Education Trajectories in Ethiopia, India, Peru and Vietnam: From Early Childhood to Early Adulthood
Sustainable Development Goal 4, aims to ensure inclusive and equitable quality education and promote lifelong learning opportunities for all’ and includes both access and outcomes (learning) for all children. Monitoring to what level children reach these goals and what factors are associated with their progress is therefore an important research and policy issue.
In this policy brief, we describe the educational trajectories of 12,000 children across two cohorts: the Younger Cohort born around 1994 and the Older Cohort born around 2001, in Ethiopia, India, Peru and Vietnam. The data come from Young Lives household and school surveys conducted over the last 15 years.
Researchers from each of these countries have a produced a report on the trajectories of these children since 2002, when we first started following them.
Here we integrate and summarise some of the main results, highlighting key messages and policy implications for each.
Our approach, based on the SDGs and other international instruments such as the UN Convention for the Rights of the Child, is that quality education is a public good and should be accessible to all children. In order to achieve fair and inclusive education, all students should have access to quality education, regardless of the circumstances and characteristics of children, such as ethnicity, gender, poverty, among others.
Our analysis includes equity as a key element, but goes beyond describing access and outcomes to also include the quality of school environments. Educational performance should depend on students’ effort and ability and not on their educational opportunities. Finally, we consider education as a key factor in the development of individuals, communities and nations, as it increases individual ́s skills, employment opportunities and social mobility, and improves economic growth.
Girls’ diverging pathways to marriage
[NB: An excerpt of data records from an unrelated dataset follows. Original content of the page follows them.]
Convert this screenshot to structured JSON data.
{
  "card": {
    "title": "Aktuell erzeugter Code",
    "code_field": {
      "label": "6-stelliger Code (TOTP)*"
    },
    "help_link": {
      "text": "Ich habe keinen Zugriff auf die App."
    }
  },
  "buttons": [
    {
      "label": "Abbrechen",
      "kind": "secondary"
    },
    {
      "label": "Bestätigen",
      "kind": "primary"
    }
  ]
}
Five girls (pictured above), are all born in the same year, growing up in the same small village in northern Ethiopia. By the end of their second decade of life, two are married and mothers, two have failed the national Grade 10 exam so are looking for work and one has left her job working as a maid in the Middle East and returned to Ethiopia.
How do we explain the diverging trajectories of young people who, like these girls, experienced most of their childhood during the period of the Millennium Development Goals (MDGs), and for whom poverty was a constant, though dynamic, feature of everyday life growing up? How similar or different are their experiences when compared to their parents’ and grandparents’?
Continue reading this story on The University of Oxford's Medium page where it first appeared on 9 September 2016 and watch our research film Adolescent trajectories and early marriage in Ethiopia.